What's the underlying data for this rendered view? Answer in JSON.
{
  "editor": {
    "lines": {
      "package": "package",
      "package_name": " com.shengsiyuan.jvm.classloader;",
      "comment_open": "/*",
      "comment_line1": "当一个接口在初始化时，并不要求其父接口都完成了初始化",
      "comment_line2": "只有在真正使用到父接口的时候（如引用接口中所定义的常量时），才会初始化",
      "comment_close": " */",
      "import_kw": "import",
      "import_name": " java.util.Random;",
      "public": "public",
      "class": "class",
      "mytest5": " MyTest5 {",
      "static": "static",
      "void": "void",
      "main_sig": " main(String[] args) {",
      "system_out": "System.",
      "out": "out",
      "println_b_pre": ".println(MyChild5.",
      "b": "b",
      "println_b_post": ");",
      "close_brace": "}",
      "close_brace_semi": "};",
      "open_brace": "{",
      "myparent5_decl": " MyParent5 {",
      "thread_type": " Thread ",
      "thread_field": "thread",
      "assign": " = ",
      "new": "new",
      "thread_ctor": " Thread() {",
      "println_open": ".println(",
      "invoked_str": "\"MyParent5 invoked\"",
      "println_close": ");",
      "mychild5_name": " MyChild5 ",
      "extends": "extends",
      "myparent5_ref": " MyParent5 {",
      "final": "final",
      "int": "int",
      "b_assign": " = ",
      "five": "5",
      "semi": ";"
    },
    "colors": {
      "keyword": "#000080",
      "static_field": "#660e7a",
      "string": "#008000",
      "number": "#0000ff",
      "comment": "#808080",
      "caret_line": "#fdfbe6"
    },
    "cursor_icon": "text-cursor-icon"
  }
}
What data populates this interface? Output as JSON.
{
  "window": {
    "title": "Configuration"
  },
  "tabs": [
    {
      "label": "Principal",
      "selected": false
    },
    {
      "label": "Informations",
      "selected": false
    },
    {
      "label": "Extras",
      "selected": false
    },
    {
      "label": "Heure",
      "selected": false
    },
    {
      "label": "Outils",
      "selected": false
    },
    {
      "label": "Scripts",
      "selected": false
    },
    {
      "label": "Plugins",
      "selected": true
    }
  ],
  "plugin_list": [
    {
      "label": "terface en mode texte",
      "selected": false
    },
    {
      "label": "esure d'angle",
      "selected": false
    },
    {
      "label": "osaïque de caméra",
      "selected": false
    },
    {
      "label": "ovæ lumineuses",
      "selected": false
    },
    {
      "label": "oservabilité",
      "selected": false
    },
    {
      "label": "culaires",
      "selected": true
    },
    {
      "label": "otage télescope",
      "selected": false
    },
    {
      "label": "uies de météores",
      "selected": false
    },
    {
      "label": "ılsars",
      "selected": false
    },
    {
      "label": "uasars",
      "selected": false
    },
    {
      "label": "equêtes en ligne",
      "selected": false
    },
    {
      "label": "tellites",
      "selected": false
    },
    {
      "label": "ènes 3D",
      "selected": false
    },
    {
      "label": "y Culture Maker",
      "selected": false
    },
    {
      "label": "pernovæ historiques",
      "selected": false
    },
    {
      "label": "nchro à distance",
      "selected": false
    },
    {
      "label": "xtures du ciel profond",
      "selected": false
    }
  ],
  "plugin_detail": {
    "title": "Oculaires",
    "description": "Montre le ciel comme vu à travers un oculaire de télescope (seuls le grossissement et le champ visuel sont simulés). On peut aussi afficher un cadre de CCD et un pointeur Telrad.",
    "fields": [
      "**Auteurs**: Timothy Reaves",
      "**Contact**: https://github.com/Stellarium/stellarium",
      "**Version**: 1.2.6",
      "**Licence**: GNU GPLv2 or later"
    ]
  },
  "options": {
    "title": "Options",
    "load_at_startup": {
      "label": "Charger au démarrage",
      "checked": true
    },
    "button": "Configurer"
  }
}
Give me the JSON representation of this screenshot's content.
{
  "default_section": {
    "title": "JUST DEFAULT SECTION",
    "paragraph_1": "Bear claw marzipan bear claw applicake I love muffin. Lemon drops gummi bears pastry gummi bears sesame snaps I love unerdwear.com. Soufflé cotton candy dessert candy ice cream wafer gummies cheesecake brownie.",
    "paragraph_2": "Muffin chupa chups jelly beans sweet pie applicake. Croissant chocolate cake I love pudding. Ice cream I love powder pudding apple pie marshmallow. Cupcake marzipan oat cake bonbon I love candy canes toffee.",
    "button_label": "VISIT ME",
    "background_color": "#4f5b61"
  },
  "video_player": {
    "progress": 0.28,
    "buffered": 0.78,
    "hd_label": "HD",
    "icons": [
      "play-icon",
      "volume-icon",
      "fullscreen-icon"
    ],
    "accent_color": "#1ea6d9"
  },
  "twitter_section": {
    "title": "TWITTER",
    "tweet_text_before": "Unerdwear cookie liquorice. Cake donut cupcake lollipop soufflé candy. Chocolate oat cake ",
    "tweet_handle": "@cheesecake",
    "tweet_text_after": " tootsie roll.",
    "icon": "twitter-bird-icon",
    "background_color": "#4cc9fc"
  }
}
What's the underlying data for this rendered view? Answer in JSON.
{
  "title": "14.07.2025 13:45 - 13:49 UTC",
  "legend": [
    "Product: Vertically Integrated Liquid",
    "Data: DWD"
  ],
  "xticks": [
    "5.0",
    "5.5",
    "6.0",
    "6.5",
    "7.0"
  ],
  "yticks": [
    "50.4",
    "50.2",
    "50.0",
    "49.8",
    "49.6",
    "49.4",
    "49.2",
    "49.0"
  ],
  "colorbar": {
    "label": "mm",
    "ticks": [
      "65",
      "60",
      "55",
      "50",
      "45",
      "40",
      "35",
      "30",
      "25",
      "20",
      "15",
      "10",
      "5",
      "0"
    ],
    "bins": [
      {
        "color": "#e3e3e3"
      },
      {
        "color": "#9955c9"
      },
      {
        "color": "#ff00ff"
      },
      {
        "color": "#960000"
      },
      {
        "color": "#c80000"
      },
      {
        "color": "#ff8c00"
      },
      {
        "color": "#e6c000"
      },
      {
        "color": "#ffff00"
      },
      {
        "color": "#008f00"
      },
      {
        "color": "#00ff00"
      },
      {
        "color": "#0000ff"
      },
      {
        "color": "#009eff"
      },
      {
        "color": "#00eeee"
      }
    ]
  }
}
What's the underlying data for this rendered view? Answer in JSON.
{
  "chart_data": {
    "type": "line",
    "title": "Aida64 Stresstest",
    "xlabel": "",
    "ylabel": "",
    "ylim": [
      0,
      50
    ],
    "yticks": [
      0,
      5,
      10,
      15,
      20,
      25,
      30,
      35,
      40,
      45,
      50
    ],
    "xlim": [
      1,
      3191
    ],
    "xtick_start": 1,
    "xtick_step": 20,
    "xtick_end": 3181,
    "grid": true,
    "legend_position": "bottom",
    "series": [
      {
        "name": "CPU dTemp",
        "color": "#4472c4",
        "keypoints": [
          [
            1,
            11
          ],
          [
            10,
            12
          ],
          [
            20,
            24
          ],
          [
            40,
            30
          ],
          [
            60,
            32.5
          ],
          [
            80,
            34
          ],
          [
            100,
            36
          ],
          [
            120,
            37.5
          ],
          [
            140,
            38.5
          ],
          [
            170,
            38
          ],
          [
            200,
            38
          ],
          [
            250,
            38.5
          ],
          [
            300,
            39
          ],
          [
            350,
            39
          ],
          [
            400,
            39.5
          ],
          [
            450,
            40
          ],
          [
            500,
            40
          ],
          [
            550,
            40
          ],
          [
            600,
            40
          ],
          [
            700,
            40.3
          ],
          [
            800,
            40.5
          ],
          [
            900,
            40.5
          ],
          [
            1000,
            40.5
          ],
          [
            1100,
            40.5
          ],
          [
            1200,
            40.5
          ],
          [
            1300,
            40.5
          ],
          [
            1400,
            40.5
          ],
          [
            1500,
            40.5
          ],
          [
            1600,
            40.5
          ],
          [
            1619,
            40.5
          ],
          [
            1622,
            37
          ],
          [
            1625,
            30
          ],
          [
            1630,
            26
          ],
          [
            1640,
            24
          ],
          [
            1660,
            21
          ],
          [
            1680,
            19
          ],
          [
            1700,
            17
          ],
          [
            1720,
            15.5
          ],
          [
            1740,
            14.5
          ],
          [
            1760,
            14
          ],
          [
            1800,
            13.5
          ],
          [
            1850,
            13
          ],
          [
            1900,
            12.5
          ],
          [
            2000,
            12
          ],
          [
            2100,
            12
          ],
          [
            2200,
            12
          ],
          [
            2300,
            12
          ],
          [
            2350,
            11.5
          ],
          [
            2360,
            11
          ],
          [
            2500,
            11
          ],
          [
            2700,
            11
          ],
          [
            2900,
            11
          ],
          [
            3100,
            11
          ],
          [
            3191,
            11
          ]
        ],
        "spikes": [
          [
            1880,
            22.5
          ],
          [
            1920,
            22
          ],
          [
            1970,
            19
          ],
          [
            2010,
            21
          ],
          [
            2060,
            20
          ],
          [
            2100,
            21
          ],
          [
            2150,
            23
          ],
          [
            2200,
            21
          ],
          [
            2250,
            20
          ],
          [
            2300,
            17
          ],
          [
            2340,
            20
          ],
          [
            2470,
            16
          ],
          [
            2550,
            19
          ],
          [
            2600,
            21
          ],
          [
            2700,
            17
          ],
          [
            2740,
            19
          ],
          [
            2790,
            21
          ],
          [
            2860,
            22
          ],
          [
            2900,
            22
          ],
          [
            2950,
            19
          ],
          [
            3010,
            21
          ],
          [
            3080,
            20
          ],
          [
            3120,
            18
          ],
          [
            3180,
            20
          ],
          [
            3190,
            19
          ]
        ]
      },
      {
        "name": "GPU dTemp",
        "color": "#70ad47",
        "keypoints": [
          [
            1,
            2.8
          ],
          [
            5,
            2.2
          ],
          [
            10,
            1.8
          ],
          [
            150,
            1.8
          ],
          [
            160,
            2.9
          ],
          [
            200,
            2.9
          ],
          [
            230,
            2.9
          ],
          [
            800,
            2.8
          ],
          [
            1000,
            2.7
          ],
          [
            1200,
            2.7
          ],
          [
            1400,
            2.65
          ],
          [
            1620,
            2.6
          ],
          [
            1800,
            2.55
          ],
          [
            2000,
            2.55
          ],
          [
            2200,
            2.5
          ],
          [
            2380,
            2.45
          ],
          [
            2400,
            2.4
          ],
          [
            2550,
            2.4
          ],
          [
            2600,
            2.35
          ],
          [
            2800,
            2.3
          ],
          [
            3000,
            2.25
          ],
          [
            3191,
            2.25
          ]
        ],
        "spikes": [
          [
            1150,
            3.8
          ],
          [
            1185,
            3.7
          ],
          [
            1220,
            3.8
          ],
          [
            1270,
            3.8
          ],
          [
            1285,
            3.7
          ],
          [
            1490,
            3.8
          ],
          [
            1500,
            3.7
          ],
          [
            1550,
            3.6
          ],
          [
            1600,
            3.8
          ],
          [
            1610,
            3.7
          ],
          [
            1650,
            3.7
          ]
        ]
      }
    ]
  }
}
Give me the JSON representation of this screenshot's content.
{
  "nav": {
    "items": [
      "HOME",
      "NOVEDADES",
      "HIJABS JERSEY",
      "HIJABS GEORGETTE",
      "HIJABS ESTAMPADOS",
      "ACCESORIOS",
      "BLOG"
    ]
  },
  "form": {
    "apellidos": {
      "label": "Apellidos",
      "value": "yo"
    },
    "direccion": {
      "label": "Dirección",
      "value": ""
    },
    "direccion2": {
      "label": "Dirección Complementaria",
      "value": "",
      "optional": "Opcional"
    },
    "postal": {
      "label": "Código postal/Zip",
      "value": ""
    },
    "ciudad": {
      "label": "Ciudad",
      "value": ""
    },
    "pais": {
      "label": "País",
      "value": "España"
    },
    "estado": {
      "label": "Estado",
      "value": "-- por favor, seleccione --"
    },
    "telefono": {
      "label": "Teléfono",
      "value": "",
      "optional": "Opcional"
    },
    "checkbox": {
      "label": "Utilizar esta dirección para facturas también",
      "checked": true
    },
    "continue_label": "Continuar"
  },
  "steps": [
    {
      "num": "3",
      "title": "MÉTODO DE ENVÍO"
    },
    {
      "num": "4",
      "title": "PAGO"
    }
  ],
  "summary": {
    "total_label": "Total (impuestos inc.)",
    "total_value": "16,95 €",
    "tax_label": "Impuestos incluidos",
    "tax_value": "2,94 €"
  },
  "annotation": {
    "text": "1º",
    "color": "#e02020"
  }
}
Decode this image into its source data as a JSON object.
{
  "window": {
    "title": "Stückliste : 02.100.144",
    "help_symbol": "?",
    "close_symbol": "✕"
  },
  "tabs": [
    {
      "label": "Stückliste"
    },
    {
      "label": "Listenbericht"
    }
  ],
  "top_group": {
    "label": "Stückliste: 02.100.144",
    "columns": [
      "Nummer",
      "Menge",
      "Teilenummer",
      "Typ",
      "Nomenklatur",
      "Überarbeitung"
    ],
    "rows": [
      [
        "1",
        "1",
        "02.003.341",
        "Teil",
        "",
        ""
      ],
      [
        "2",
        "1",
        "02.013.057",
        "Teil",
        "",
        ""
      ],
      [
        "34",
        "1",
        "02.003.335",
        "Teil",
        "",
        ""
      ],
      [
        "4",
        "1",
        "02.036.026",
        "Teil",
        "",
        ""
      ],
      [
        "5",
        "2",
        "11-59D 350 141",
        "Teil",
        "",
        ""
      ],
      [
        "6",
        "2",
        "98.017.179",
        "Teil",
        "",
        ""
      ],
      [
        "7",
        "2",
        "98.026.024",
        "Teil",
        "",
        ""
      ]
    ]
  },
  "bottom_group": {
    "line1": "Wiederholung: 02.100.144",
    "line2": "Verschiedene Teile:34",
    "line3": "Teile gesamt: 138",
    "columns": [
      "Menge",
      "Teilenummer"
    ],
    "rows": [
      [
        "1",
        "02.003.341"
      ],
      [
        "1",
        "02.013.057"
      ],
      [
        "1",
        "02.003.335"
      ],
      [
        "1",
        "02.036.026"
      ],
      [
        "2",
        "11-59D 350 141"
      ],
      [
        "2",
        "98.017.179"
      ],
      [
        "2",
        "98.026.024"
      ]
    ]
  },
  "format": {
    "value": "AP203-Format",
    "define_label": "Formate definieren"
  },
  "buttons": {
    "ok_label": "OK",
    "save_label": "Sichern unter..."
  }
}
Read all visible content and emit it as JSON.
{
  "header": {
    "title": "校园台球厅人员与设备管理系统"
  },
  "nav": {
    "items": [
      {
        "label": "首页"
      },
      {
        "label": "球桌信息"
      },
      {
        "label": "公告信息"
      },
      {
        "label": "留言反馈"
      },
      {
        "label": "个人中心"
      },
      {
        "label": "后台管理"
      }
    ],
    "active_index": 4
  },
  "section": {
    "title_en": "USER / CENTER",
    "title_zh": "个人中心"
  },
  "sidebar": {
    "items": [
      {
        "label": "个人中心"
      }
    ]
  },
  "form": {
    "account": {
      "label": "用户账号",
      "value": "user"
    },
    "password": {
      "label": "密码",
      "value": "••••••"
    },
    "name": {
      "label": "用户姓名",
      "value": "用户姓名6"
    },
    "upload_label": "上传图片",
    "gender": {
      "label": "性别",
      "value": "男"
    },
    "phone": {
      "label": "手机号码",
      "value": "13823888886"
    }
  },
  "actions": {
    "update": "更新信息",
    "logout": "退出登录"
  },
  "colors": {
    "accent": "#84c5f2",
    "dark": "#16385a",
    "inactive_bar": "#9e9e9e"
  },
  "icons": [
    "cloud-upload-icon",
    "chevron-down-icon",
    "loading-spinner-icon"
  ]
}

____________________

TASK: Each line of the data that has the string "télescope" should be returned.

RESULT OF THIS TASK:
      "label": "otage télescope",
    "description": "Montre le ciel comme vu à travers un oculaire de télescope (seuls le grossissement et le champ visuel sont simulés). On peut aussi afficher un cadre de CCD et un pointeur Telrad.",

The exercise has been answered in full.